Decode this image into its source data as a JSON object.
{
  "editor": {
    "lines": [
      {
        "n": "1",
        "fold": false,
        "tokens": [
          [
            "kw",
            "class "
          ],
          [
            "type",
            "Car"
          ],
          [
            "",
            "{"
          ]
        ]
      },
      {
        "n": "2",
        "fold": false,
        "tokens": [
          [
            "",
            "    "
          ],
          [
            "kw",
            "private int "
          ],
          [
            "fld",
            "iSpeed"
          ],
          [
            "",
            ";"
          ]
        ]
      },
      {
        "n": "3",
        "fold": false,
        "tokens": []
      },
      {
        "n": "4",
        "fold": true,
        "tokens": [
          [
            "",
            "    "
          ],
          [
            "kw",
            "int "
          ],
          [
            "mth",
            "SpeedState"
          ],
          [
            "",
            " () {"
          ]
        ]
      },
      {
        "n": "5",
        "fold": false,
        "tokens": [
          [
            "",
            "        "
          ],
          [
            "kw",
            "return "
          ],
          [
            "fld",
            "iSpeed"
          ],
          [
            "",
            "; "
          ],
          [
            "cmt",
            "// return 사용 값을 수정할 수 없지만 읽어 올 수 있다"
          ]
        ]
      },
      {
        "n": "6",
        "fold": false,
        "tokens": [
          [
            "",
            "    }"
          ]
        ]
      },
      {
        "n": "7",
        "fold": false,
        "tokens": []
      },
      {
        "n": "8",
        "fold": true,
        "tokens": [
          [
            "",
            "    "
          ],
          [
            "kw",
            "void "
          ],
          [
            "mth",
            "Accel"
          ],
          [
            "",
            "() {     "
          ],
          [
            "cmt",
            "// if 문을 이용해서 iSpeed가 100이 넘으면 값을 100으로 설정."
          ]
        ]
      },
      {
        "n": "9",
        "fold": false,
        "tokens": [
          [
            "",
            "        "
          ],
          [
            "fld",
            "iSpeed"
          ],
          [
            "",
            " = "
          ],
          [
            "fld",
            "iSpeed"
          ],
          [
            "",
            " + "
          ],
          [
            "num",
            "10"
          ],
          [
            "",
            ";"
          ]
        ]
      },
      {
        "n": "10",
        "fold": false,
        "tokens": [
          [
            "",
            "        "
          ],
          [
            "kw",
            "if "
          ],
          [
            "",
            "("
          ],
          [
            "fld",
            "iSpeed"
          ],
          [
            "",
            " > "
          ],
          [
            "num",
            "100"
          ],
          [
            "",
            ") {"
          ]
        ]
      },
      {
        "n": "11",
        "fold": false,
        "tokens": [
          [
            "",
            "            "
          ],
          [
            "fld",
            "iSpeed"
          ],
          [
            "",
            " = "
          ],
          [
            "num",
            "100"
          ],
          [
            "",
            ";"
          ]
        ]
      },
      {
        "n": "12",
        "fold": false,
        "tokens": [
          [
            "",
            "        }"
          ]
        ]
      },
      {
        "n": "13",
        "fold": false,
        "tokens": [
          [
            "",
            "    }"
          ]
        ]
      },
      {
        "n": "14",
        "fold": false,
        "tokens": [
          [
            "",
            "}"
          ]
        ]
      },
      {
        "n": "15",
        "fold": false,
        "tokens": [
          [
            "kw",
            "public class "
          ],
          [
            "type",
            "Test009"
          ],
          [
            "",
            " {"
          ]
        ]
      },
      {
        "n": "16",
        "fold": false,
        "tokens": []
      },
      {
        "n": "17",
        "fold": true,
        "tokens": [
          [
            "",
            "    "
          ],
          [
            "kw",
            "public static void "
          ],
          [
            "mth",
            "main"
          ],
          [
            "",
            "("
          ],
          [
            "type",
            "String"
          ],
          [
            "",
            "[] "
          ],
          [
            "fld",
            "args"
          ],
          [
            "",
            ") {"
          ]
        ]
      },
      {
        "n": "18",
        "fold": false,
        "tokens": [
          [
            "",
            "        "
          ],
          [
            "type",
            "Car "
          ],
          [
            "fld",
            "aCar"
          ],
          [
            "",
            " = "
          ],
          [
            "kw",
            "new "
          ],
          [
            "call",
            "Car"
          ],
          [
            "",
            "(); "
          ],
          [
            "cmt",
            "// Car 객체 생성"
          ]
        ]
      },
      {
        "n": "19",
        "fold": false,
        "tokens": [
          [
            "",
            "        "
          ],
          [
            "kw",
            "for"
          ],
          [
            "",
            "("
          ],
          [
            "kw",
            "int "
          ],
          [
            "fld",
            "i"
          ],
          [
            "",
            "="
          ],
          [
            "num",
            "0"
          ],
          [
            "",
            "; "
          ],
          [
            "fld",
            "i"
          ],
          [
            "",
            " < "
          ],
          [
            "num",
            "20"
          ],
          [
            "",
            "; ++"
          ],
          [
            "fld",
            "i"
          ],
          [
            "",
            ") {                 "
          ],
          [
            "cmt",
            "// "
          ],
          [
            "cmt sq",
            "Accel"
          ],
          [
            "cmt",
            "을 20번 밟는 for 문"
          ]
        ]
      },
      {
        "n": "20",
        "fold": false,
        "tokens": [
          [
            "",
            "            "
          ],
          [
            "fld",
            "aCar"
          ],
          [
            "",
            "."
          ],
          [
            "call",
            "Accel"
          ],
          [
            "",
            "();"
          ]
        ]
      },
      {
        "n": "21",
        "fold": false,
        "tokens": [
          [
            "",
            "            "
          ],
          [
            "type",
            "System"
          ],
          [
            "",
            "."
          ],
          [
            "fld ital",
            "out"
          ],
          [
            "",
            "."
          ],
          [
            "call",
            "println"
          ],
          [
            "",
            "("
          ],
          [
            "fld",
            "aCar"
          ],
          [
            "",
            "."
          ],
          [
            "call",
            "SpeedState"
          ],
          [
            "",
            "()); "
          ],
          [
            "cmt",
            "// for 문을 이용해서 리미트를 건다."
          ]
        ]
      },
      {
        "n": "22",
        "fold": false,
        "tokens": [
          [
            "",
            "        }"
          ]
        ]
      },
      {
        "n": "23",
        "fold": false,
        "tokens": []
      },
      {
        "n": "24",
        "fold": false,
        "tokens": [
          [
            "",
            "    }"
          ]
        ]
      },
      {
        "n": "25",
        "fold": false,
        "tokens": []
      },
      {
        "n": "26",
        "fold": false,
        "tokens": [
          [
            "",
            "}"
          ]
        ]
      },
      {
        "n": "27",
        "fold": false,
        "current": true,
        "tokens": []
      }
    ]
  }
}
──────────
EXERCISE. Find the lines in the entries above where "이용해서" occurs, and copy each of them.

RESPONSE TO THE EXERCISE.
            "// if 문을 이용해서 iSpeed가 100이 넘으면 값을 100으로 설정."
            "// for 문을 이용해서 리미트를 건다."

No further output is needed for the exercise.